- _The problem_
Scan the records for the word "FICTITIOUS". Report each line where it occurs.

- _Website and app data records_

---

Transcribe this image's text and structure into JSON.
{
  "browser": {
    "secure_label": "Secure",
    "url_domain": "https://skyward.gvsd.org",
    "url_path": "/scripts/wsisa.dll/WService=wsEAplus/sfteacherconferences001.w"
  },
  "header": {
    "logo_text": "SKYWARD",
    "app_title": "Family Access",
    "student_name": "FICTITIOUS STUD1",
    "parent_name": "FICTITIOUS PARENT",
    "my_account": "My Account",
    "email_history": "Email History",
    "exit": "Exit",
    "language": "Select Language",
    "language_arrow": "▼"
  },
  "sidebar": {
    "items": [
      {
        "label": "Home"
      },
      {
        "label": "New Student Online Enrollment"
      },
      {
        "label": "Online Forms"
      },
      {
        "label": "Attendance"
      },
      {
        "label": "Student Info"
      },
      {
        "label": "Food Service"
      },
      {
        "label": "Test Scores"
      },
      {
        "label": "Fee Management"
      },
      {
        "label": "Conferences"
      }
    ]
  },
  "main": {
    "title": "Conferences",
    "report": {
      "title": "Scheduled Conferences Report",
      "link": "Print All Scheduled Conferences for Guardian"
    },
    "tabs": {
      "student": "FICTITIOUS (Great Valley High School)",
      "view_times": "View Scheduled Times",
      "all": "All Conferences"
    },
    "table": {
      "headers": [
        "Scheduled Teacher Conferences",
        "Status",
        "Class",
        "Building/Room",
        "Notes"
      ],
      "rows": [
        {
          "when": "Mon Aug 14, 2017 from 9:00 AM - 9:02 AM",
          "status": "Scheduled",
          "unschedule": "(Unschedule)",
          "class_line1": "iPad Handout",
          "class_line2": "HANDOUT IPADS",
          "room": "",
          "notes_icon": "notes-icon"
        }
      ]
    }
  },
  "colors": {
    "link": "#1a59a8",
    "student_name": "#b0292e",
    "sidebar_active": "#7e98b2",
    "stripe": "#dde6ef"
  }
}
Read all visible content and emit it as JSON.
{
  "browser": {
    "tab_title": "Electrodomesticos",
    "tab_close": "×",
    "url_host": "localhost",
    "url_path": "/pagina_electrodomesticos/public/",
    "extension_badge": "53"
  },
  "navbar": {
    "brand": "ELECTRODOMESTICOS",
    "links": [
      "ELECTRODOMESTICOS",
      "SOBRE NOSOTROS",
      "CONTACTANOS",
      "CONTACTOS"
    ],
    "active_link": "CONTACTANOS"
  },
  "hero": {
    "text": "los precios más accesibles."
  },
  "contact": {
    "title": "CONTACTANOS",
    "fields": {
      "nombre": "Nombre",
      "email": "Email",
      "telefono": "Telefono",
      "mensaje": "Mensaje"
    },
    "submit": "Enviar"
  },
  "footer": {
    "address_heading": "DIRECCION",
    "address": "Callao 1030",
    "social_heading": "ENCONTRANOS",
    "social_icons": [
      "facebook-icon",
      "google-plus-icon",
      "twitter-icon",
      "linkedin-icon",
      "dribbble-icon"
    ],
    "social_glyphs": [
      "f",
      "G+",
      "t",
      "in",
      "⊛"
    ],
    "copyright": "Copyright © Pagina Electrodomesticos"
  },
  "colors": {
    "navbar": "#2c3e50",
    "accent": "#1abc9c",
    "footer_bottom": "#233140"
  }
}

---

- _Answer_
    "student_name": "FICTITIOUS STUD1",
    "parent_name": "FICTITIOUS PARENT",
      "student": "FICTITIOUS (Great Valley High School)",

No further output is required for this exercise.